When you get to the courthouse, you and the applicant will likely be required to meet separately with a Family Relations representative before the hearing. The Family Relations representative will determine whether an agreement can be reached between the parties so that a hearing will not be necessary. If an agreement cannot be reached, the Family Relations representative will make a recommendation to the judge about whether a Restraining Order should be issued and if so, what conditions should be imposed.
What happens at the hearing?
At the hearing for the Restraining Order Application, the judge will listen to all evidence and arguments from each party, their attorneys and any witnesses. The judge will also receive input from the Family Relations representative.
The judge considers all factors and input from each party, but it is ultimately the judge’s decision whether or not to grant the Restraining Order.
If the Restraining Order is granted, you and the protected party will be given a copy. The Court will then notify the police departments where you live and where the protected party lives. If you have children who are part of the Restraining Order, their school or daycare will also receive notice of the Restraining Order.
How can I prepare for my hearing?
The applicant will most likely bring witnesses and/or documents to the hearing that support his/her application for a Restraining Order.
Some of these documents include:
- text messages
- phone recordings
- medical records
You should also preserve and gather evidence that supports your position. It is important to get as much information together as you can that helps you demonstrate to the judge that you are not a threat or a risk of danger to the applicant.
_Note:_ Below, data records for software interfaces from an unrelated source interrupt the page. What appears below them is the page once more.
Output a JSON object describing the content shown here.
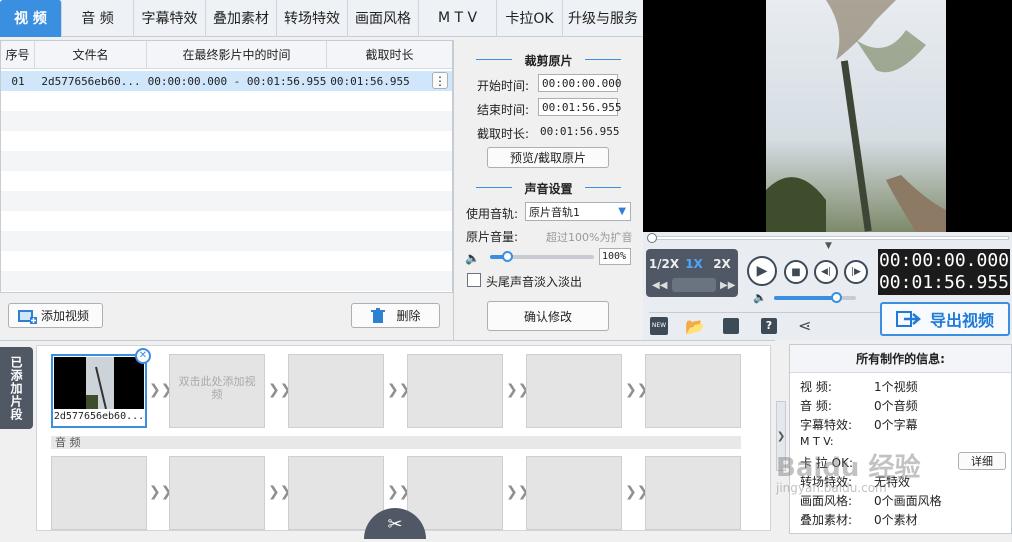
{
  "nav": {
    "tabs": [
      {
        "label": "视 频",
        "active": true
      },
      {
        "label": "音 频"
      },
      {
        "label": "字幕特效"
      },
      {
        "label": "叠加素材"
      },
      {
        "label": "转场特效"
      },
      {
        "label": "画面风格"
      },
      {
        "label": "M T V"
      },
      {
        "label": "卡拉OK"
      },
      {
        "label": "升级与服务"
      }
    ]
  },
  "table": {
    "headers": [
      "序号",
      "文件名",
      "在最终影片中的时间",
      "截取时长"
    ],
    "rows": [
      {
        "index": "01",
        "filename": "2d577656eb60...",
        "time_range": "00:00:00.000 - 00:01:56.955",
        "duration": "00:01:56.955"
      }
    ],
    "more_icon": "⋮"
  },
  "buttons": {
    "add_video": "添加视频",
    "delete": "删除",
    "preview_cut": "预览/截取原片",
    "confirm": "确认修改",
    "export": "导出视频",
    "detail": "详细"
  },
  "edit": {
    "cut_title": "裁剪原片",
    "start_label": "开始时间:",
    "start_value": "00:00:00.000",
    "end_label": "结束时间:",
    "end_value": "00:01:56.955",
    "duration_label": "截取时长:",
    "duration_value": "00:01:56.955",
    "sound_title": "声音设置",
    "track_label": "使用音轨:",
    "track_value": "原片音轨1",
    "volume_label": "原片音量:",
    "volume_hint": "超过100%为扩音",
    "volume_value": "100%",
    "fade_label": "头尾声音淡入淡出"
  },
  "player": {
    "speeds": [
      "1/2X",
      "1X",
      "2X"
    ],
    "active_speed": "1X",
    "time_current": "00:00:00.000",
    "time_total": "00:01:56.955",
    "progress": 0.0,
    "volume_level": 0.75
  },
  "timeline": {
    "side_label": "已添加片段",
    "first_clip_name": "2d577656eb60...",
    "add_clip_hint": "双击此处添加视频",
    "audio_label": "音 频"
  },
  "info": {
    "title": "所有制作的信息:",
    "rows": [
      {
        "key": "视    频:",
        "value": "1个视频"
      },
      {
        "key": "音    频:",
        "value": "0个音频"
      },
      {
        "key": "字幕特效:",
        "value": "0个字幕"
      },
      {
        "key": "M  T  V:",
        "value": ""
      },
      {
        "key": "卡 拉 OK:",
        "value": ""
      },
      {
        "key": "转场特效:",
        "value": "无特效"
      },
      {
        "key": "画面风格:",
        "value": "0个画面风格"
      },
      {
        "key": "叠加素材:",
        "value": "0个素材"
      }
    ]
  },
  "watermark": {
    "text": "Baidu 经验",
    "sub": "jingyan.baidu.com"
  },
  "colors": {
    "accent": "#3a8fe0",
    "selected_row": "#cfe6fb",
    "export_text": "#1f7ad8"
  }
}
The more information you are able to provide, the stronger your case.
If you think that there are witnesses who can provide information that will help you defend yourself against the allegations in the Restraining Order Application, you should bring them with you to Court. If you are concerned that they will not appear in Court on their own, you can have your attorney coordinate with a marshal to serve them with a subpoena (a subpoena is a document that requires a party to come to Court at a particular time).
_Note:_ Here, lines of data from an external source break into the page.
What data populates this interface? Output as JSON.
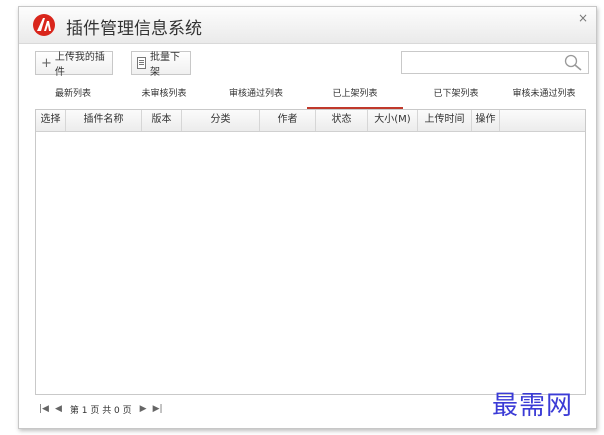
{
  "app": {
    "title": "插件管理信息系统",
    "close_glyph": "×"
  },
  "toolbar": {
    "upload_label": "上传我的插件",
    "batch_label": "批量下架"
  },
  "search": {
    "placeholder": "",
    "value": ""
  },
  "tabs": [
    {
      "label": "最新列表"
    },
    {
      "label": "未审核列表"
    },
    {
      "label": "审核通过列表"
    },
    {
      "label": "已上架列表",
      "active": true
    },
    {
      "label": "已下架列表"
    },
    {
      "label": "审核未通过列表"
    }
  ],
  "table": {
    "columns": [
      "选择",
      "插件名称",
      "版本",
      "分类",
      "作者",
      "状态",
      "大小(M)",
      "上传时间",
      "操作"
    ],
    "rows": []
  },
  "pager": {
    "first": "|◀",
    "prev": "◀",
    "text": "第 1 页 共 0 页",
    "next": "▶",
    "last": "▶|"
  },
  "watermark": "最需网",
  "colors": {
    "accent": "#c0392b",
    "watermark": "#3b3bd6"
  }
}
Your attorney can work with you to collect necessary documents, interview potential witnesses and help you prepare for your hearing. Your attorney will make sure you understand the restrictions you may face and how to avoid or mitigate them. In some cases, your lawyer and the applicant’s lawyer can talk to each other and may be able to come to an agreement prior to the hearing.
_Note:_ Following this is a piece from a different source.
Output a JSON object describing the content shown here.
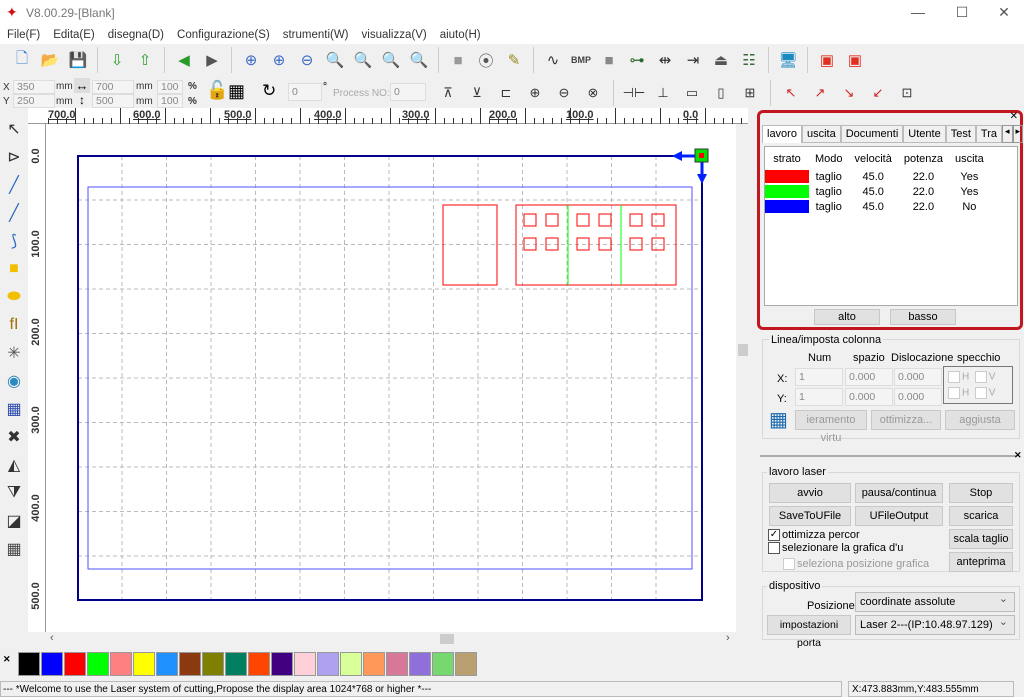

What if the protected party tries to contact you after a Restraining Order has been granted?
Contact your attorney immediately! Any contact or communication with the protected party may be a direct violation of the Court’s Orders. Violation of a Restraining Order is considered a serious crime. Even if the protected party wants to have contact with you or says he or she has changed his or her mind about the Restraining Order, the Order cannot be changed without the Court’s approval. If either party wishes to modify the Restraining Order, he or she can file a motion to modify and schedule a hearing.
If the protected party tries to contact you in any way, tell your attorney immediately and make sure to save all communication, whether they are text messages, phone messages or emails.
What happens if you are charged with Violating a Restraining Order?
Violation of a Restraining Order is a serious offense. It is a Class D Felony and anyone found guilty of this crime faces fines, probation and/or imprisonment.
Do Restraining Orders extend to other States?
Yes. If you are granted a Restraining Order in one state, it will be recognized and enforced in another state.
Can a Restraining Order be modified?
Yes. As referenced earlier, either party can request that the Restraining Order be modified. Contact your attorney to file a motion to modify or dismiss the Restraining Order. You will likely have to go back to Court and the judge will make sure that there is no longer a threat to the protected party’s safety; the judge may grant the modification if he or she finds that both parties are in agreement and/or that there is no longer a threat or risk of danger to the protected party.